Freewaters GPS Sandal Review
First Impressions of the Freewaters GPS Sandal
Its snowing, again, yet I’m writing about the Freewaters GPS sandals. You feel me though because it’s Spring everywhere (except the Central Rockies), and with Spring comes a bevy of miraculous things: tans, BBQs, wheat beer, jean shorts and of course, sandals. “First Impressions?,”you ask. For starters, the name Freewaters is cool, and the back story is fun: a couple of footwear design insiders break away and build a company with lots of cool product offerings and a sustainability angle that at least inspires a second glance. As the name Freewaters implies, their mission is to address water supply issues in developing nations and globally as water becomes more scarce. Read more here.
Design and Construction
Out of the box the Freewaters GPS sandal has a familiar look with dressed down stitching and typical color options. What’s not as familiar is the footbed design; I had the sandal on before I actually noticed that these were different. The ridges making contact with my foot were unusual, but not uncomfortable. I flipped the sandal up to take a closer look, and remarked “Hey, this looks a lot like a Thermarest ridged mattress.” Genius!
Yes, Freewaters has partnered with Thermarestto deliver a design hoping to ride the legacy of comfort that the outdoor sleeping pad company has built over the decades. Lest you think this is a gimmick, keep in mind that Freewaters offer a wide selection of flip flop style sandals that incorporate a “regular” footbed style. But does this unique design hold up in terms of comfort and support? Sandals are inherently the toughest test for design because there’s no buffer between flesh and shoe. You heard it here, the Freewaters GPS sandal is the real deal.
The arch support is surprisingly good; I have a collapsed arch in my left foot and felt arguably better support in the Freewater than in past sandals. Also, the surface area of the footbed was perfect for the shape of my foot, provided a safe coverage area without being clunky.
Real World Testing of the Freewaters GPS Sandal
After a month of continuous wear, the Freewaters GPS sandals have trumped my other pair of flip flops. I ran them through the ringer with a twice daily walk to the main surf break in Santa Teresa, Costa Rica, over gravel driveways, dirt roads, and gritty sand. The Thermarest footbed has actually become a feature that my foot craves, and combined with the Hovercraft anatomical support midsole, my dogs are in heaven.
Materials and Rating

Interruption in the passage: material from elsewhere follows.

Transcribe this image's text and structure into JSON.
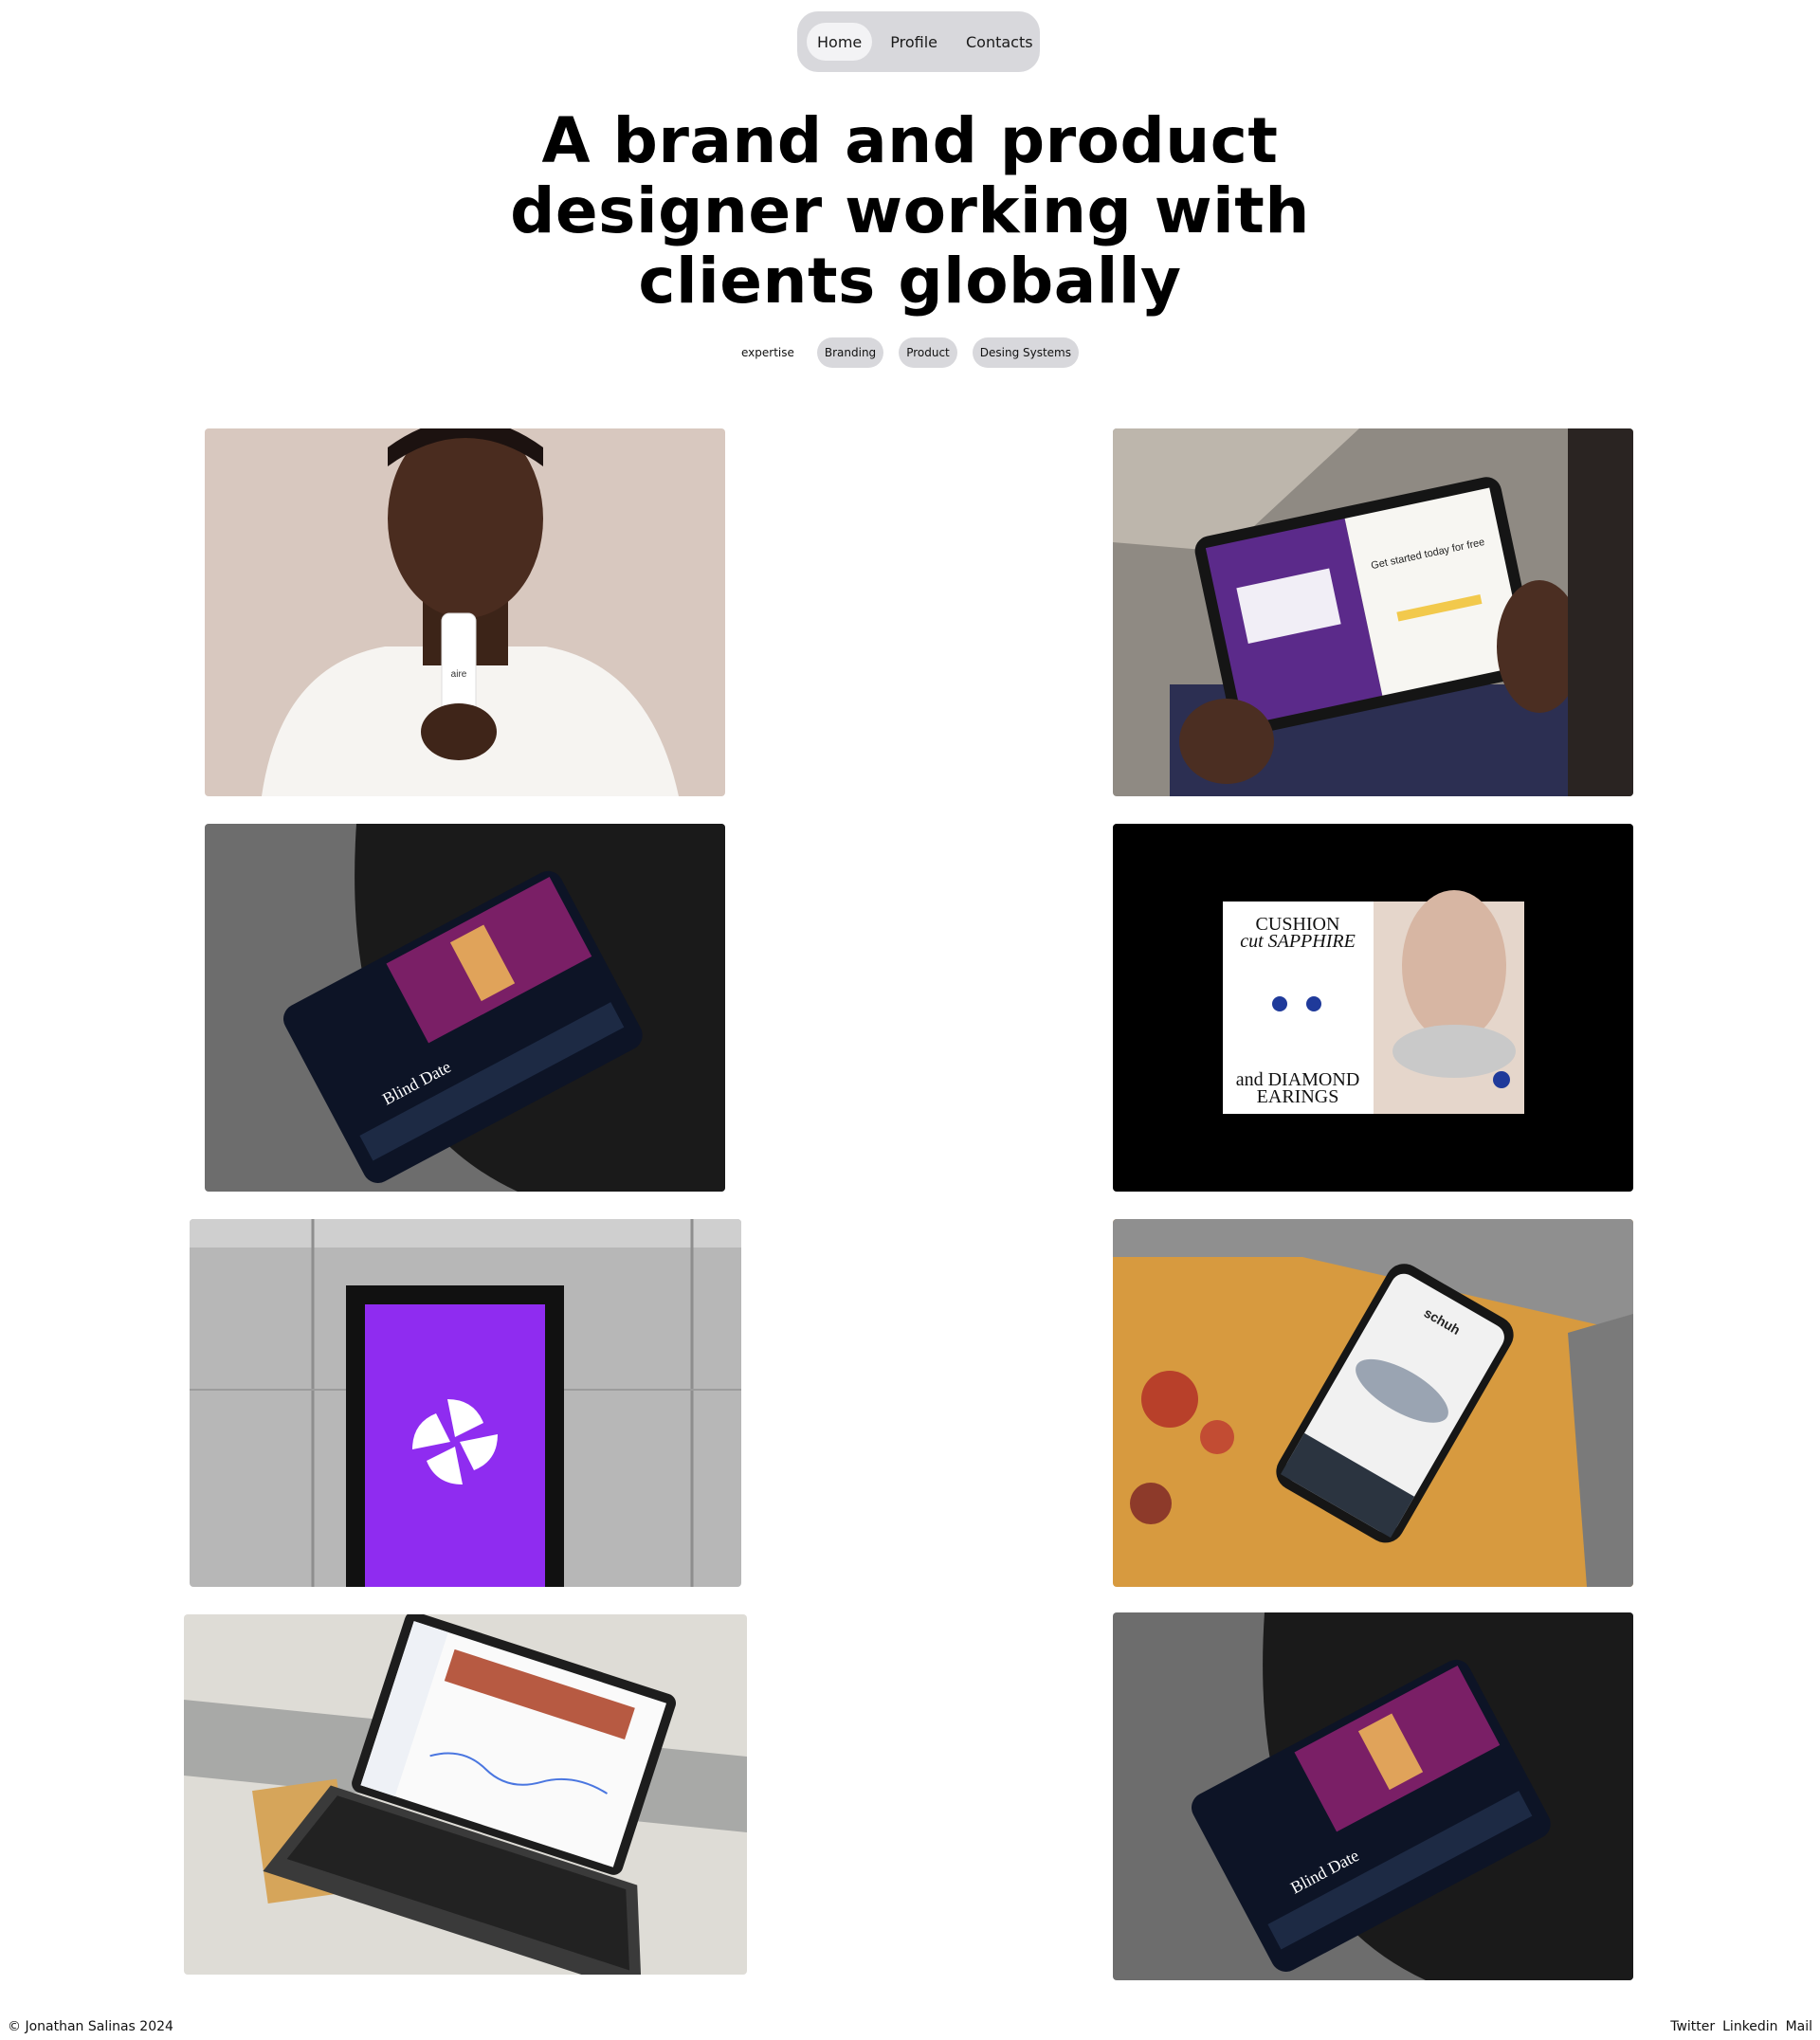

The material is touted as a mysterious vegan-friendly, Hyro design, though a quick perusal of the website and Google search netted no further explanation (at least no honey bees were enslaved to bring this product to market). The jury is still out in terms of long-term durability; I’m used to my sandals working overtime for at least a year before they blow out, and they always do so in dramatic fashion. One advantage of the Freewaters GPS sandal is their self-rating as designed for heavy water exposure. Water is the usual destructive force with the thong design, so we’ll wait and see with high hopes.
Overall, I highly recommend the Freewaters GPS sandal as your next flip-flop. The comfort level is exceptional even if the Thermarest footbed design is a bit of a surprise at first.
The Feewaters GPS sandal’s color options come according to sole tread color: black, blue, green, or white. The sandal retails at MSRP $40.00